ACLU files complaint against Jeff Sessions. The American Civil Liberties Union on Wednesday filed an ethics complaint with the Alabama State Bar against U.S. Attorney General Jeff Sessions for testimony he made about Russian officials during his confirmation hearing, ABC’s TOM KUTSCH reports. “Mr. Sessions made false statements during sworn testimony on January 10, 2017, and in a subsequent written response to questions on January 17, 2017,” the complaint reads.

Sessions: Guantanamo Bay 'a very fine place' for terror suspects. During an interview Thursday with conservative radio host Hugh Hewitt, Attorney General Jeff Sessions was asked if either he or President Trump intend to shut down the facility. "Well, I have not favored that," Sessions said. "I've been there a number of times as a Senator, and it's just a very fine place for holding these kind of dangerous criminals. We've spent a lot of money fixing it up. And I'm inclined to the view that it remains a perfectly acceptable place. And I think the fact that a lot of the criticisms have just been totally exaggerated." ABC’s DAVID CAPLAN has more:
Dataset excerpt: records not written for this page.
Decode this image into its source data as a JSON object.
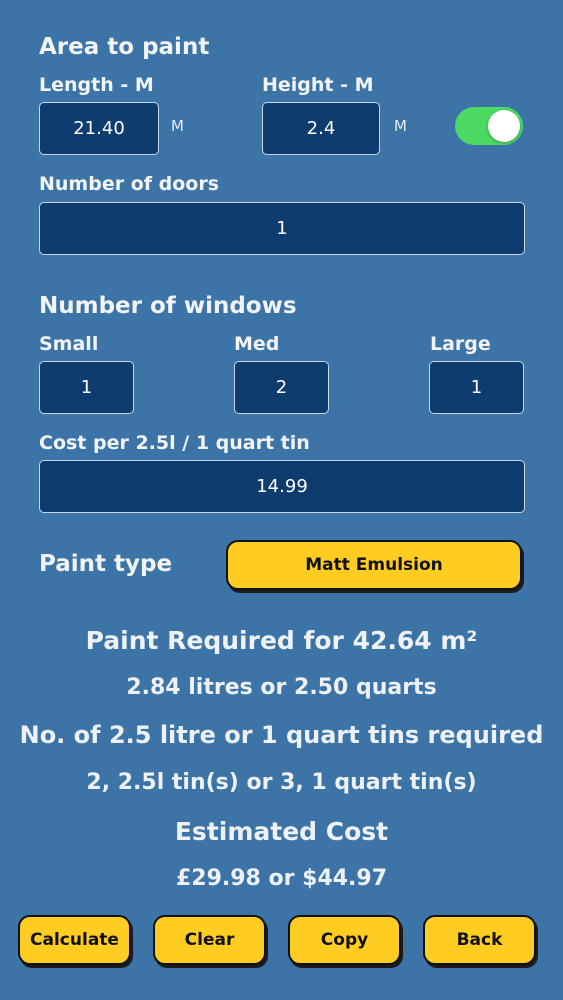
{
  "area": {
    "heading": "Area to paint",
    "length_label": "Length - M",
    "length_value": "21.40",
    "length_unit": "M",
    "height_label": "Height - M",
    "height_value": "2.4",
    "height_unit": "M",
    "unit_toggle_on": true
  },
  "doors": {
    "label": "Number of doors",
    "value": "1"
  },
  "windows": {
    "heading": "Number of windows",
    "small_label": "Small",
    "small_value": "1",
    "med_label": "Med",
    "med_value": "2",
    "large_label": "Large",
    "large_value": "1"
  },
  "cost": {
    "label": "Cost per 2.5l / 1 quart tin",
    "value": "14.99"
  },
  "paint": {
    "label": "Paint type",
    "selected": "Matt Emulsion"
  },
  "results": {
    "required_title": "Paint Required for 42.64 m²",
    "volume": "2.84 litres or 2.50 quarts",
    "tins_title": "No. of 2.5 litre or 1 quart tins required",
    "tins": "2, 2.5l tin(s) or 3, 1 quart tin(s)",
    "cost_title": "Estimated Cost",
    "cost": "£29.98 or $44.97"
  },
  "buttons": {
    "calculate": "Calculate",
    "clear": "Clear",
    "copy": "Copy",
    "back": "Back"
  },
  "colors": {
    "background": "#3d74a8",
    "field": "#0f3c6e",
    "button": "#ffcc22",
    "toggle_on": "#4cd964"
  }
}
Tillerson steps away from possible pipeline decisions. Secretary of State Rex Tillerson, who previously served as the CEO of oil and gas giant ExxonMobil, has recused himself from any decisions regarding the Keystone XL oil pipeline, according to ABC’s CONOR FINNEGAN. In a letter sent to the environmental group Greenpeace Thursday, a State Department deputy legal adviser writes that Tillerson decided to recuse himself in “early February...from working on issues related to TransCanada's application for a presidential permit for the proposed Keystone XL pipeline."

Pence: Turkey lobbying 'an affirmation' of decision to fire flynn. Vice President Mike Pence called revelations that former national security adviser Michael Flynn's lobbying efforts may have benefited Turkey an "affirmation" that President Trump was right in firing him. Flynn's lobbying firm, Flynn Intel Group, did lobbying work in the months leading up to his White House appointment that may have benefited the Turkish government, according to a filing made on Tuesday, ABC’s KATHERINE FAULDERS and JORDYN PHELPS report.


@markknoller: It's Day 50 of his presidency. He last responded to a few questions from reporters 8 days ago; last interview 11 days ago.

@oliverdarcy: The Marine Corps' nude photo-sharing scandal is even worse than first realized, @PaulSzoldra reports

@mj_lee: Nobody wants this GOP Obamacare bill named after them. Just asked Kevin Brady what he thinks of the names "Trumpcare" and "Ryancare."

@GlennKesslerWP: @realDonaldTrump has been president for 50 days. In that time, he has made 219 false or misleading statements.

@bgittleson: Trump is holding a CAMPAIGN rally in Nashville next Wednesday: